>>>

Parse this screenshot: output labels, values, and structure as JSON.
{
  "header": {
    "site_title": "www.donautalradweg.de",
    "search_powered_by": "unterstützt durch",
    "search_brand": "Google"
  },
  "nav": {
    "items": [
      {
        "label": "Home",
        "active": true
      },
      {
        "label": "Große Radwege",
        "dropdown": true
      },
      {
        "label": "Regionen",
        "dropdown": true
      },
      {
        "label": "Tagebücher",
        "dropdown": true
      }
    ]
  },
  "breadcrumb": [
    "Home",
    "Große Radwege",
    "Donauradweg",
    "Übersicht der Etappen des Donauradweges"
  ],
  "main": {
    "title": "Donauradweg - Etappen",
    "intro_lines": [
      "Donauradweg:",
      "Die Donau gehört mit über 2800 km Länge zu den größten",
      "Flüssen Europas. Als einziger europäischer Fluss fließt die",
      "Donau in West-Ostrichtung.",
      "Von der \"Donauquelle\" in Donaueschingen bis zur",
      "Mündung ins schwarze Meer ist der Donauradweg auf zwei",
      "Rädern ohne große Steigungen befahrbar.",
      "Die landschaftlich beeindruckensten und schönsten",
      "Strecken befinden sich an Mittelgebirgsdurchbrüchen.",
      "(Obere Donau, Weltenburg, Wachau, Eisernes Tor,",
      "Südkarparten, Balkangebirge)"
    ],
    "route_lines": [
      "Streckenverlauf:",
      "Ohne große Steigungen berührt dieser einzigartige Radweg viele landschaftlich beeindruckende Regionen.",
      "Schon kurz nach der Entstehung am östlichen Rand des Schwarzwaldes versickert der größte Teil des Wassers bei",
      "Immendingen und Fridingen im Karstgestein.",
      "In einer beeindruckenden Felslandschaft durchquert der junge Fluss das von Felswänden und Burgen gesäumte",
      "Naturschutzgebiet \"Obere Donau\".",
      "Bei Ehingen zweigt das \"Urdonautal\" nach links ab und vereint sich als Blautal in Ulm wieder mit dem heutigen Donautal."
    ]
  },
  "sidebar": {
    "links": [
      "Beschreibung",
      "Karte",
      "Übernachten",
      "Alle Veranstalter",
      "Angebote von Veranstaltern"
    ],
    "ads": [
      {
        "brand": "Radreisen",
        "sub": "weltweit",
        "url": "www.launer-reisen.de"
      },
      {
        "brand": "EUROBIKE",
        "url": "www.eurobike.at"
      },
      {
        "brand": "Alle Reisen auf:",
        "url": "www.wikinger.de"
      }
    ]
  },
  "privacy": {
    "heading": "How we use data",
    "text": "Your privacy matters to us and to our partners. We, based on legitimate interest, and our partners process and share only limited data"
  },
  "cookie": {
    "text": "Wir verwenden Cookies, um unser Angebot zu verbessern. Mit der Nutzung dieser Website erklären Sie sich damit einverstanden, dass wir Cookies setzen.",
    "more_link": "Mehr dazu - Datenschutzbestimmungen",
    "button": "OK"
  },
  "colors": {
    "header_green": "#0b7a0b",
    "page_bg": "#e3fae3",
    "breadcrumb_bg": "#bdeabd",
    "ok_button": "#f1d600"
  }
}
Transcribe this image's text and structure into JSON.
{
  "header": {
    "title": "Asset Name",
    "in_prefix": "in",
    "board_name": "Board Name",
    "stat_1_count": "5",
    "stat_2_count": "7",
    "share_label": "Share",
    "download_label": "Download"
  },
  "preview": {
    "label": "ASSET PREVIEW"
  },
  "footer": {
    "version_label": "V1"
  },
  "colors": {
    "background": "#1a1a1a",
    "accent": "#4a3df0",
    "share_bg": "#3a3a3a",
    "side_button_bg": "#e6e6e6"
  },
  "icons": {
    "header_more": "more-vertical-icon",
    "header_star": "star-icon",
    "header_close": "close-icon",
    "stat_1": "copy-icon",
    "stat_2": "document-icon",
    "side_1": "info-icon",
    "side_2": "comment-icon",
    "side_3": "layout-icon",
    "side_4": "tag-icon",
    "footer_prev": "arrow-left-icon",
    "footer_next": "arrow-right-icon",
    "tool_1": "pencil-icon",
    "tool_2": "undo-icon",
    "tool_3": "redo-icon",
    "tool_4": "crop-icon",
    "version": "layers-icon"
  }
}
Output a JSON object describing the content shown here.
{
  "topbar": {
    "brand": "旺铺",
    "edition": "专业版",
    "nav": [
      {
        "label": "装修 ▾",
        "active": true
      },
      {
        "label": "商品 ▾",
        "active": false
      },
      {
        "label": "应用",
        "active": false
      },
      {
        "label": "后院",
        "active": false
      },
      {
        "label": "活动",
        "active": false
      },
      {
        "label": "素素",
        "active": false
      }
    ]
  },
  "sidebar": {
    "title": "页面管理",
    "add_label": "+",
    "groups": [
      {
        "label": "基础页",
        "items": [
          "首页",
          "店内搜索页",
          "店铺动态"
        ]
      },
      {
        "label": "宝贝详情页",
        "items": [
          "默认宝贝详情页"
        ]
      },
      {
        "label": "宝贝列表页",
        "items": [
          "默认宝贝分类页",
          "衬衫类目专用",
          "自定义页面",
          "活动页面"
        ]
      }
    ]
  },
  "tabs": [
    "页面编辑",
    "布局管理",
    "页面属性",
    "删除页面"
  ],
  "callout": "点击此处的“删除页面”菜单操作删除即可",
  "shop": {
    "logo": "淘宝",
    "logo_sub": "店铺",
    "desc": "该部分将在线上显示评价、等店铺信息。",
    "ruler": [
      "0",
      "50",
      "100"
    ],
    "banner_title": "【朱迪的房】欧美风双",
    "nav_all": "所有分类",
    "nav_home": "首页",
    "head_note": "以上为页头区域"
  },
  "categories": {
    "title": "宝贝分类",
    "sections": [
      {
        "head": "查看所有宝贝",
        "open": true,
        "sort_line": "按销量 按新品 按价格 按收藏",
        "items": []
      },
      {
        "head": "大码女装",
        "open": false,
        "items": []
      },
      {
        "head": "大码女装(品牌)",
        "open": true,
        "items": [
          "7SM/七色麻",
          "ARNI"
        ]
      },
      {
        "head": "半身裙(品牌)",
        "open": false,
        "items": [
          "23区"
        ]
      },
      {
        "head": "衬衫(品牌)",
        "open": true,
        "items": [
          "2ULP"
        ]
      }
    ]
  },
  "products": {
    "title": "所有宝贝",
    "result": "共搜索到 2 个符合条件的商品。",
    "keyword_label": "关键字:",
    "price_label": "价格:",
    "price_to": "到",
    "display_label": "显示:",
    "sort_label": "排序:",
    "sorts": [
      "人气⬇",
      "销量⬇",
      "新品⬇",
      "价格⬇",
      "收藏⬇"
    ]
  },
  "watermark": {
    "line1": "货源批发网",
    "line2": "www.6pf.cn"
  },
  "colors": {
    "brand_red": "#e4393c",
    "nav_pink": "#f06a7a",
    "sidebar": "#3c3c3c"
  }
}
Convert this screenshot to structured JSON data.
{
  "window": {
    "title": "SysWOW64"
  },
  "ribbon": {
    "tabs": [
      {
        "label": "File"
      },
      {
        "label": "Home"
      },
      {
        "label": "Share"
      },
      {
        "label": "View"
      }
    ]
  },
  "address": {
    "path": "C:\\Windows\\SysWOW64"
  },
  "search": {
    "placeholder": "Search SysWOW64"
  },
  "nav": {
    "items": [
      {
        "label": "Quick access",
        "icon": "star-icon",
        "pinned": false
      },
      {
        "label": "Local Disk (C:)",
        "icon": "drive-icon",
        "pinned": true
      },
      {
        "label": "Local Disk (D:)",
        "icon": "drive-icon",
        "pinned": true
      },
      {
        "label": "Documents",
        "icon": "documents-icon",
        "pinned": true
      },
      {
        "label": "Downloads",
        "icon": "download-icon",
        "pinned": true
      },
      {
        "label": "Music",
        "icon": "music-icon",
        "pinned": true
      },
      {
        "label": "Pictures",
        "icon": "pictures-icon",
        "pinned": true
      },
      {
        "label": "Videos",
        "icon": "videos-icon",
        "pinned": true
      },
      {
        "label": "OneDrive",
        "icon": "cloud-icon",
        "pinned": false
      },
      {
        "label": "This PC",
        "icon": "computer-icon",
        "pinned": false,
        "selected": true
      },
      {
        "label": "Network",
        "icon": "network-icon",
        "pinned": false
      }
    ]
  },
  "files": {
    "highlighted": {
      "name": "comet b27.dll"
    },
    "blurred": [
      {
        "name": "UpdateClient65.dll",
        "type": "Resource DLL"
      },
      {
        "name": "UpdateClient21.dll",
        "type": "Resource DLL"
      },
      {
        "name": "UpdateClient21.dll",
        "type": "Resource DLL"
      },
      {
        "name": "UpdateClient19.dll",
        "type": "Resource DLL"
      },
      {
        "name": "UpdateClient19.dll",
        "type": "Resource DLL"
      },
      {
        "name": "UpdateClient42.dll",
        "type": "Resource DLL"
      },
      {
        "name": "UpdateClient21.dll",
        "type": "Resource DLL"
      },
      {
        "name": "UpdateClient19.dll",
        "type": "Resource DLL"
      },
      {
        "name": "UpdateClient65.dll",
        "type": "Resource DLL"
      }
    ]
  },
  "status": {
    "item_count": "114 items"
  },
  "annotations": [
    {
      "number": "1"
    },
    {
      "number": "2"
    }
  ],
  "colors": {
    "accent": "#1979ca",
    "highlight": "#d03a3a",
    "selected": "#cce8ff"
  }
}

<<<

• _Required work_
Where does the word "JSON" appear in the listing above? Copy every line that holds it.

• _Result for this task_
Parse this screenshot: output labels, values, and structure as JSON.
Transcribe this image's text and structure into JSON.
Output a JSON object describing the content shown here.
Convert this screenshot to structured JSON data.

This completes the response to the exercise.